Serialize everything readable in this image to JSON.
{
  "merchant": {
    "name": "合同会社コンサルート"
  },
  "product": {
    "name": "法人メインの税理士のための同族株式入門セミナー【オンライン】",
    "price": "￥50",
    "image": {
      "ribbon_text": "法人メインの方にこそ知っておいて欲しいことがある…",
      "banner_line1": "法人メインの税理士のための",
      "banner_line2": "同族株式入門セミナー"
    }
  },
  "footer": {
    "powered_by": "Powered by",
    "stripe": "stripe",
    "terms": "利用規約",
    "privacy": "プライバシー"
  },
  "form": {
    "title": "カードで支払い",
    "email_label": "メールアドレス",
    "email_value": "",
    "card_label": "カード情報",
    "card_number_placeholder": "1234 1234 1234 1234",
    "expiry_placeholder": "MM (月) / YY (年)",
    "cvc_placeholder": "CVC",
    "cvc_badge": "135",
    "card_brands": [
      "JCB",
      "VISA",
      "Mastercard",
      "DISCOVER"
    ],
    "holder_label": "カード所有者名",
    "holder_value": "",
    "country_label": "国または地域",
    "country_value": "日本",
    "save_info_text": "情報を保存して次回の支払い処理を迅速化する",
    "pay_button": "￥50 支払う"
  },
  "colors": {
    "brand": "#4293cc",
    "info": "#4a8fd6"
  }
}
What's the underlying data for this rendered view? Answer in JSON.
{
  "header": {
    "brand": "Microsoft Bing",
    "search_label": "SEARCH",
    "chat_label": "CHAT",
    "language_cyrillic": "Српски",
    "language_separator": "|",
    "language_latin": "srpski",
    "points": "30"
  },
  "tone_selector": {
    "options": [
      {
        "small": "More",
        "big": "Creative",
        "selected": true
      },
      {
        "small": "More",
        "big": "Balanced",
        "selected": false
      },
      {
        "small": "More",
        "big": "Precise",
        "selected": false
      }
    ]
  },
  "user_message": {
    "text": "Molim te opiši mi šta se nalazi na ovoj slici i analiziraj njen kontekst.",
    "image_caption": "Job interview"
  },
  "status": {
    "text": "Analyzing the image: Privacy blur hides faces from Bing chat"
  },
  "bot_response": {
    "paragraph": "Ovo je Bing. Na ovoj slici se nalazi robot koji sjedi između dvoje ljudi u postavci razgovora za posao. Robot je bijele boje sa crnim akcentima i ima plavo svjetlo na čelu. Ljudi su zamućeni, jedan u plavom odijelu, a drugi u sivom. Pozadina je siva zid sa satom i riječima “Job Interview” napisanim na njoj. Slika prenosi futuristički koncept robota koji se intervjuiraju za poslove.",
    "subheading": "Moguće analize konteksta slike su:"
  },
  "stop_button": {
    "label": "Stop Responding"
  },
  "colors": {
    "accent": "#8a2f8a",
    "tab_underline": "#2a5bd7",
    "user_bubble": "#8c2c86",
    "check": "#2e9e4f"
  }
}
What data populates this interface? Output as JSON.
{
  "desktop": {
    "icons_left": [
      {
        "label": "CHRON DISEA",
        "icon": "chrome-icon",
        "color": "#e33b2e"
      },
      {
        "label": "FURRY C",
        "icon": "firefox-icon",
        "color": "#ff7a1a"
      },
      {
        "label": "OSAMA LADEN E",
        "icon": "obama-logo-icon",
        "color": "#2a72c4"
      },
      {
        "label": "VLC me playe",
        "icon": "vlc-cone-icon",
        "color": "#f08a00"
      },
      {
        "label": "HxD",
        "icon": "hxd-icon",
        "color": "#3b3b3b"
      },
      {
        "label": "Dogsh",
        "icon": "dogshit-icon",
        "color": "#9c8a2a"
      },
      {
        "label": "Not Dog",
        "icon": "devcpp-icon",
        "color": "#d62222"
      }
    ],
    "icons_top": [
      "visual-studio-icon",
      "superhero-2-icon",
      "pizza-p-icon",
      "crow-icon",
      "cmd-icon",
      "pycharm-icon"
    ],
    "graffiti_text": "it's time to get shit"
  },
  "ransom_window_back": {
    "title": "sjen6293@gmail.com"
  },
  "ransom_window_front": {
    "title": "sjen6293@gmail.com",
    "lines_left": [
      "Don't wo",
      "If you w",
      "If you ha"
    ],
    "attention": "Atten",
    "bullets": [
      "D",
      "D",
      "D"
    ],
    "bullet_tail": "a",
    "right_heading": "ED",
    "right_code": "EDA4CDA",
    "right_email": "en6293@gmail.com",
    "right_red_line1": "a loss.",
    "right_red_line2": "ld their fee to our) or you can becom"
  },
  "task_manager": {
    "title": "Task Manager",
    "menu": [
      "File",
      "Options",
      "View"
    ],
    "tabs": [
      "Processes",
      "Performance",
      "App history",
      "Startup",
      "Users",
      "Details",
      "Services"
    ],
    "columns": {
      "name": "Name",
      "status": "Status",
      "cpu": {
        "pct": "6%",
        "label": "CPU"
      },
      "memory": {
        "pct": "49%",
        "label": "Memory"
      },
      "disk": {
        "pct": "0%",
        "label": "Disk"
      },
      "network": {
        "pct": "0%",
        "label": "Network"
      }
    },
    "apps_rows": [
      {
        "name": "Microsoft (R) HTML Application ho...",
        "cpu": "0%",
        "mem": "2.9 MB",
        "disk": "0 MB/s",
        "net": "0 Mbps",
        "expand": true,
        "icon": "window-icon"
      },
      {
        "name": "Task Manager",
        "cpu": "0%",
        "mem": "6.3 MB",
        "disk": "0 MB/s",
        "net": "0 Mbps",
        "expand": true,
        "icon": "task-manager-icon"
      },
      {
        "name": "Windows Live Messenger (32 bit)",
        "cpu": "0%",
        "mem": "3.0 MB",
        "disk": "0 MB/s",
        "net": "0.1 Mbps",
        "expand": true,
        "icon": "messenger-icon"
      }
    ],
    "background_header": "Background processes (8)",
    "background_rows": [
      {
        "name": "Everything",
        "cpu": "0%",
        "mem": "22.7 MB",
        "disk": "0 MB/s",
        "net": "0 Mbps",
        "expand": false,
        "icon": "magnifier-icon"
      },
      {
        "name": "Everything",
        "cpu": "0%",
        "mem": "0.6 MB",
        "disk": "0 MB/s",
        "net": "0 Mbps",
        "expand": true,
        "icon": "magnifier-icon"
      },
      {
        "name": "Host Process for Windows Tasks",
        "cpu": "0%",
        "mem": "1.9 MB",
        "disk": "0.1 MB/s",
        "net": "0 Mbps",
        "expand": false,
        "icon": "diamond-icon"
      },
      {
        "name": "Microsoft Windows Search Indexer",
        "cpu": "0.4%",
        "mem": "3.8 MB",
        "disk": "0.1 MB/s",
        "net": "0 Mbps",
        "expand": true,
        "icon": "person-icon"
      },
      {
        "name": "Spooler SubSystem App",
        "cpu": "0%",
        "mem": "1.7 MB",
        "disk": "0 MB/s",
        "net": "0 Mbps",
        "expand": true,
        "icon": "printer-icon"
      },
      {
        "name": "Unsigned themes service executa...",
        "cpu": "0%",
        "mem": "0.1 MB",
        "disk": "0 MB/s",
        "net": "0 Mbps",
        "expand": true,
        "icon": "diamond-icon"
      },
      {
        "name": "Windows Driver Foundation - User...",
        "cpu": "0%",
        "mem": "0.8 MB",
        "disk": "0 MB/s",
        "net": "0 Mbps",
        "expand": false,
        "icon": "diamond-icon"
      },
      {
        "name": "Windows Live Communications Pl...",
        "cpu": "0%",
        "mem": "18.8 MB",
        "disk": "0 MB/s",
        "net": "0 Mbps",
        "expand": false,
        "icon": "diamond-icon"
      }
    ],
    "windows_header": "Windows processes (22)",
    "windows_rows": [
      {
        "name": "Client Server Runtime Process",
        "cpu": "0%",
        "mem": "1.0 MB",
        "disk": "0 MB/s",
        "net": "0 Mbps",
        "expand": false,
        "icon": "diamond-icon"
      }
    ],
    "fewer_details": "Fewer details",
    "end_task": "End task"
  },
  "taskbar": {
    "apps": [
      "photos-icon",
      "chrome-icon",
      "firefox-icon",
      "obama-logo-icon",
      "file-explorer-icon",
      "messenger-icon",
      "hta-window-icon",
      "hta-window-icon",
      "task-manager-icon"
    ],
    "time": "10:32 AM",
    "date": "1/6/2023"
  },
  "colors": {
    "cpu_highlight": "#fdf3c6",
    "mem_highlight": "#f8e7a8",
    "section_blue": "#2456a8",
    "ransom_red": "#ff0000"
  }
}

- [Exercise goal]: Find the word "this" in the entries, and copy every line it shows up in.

- [Answer space]:
Serialize everything readable in this image to JSON.
What's the underlying data for this rendered view? Answer in JSON.
What data populates this interface? Output as JSON.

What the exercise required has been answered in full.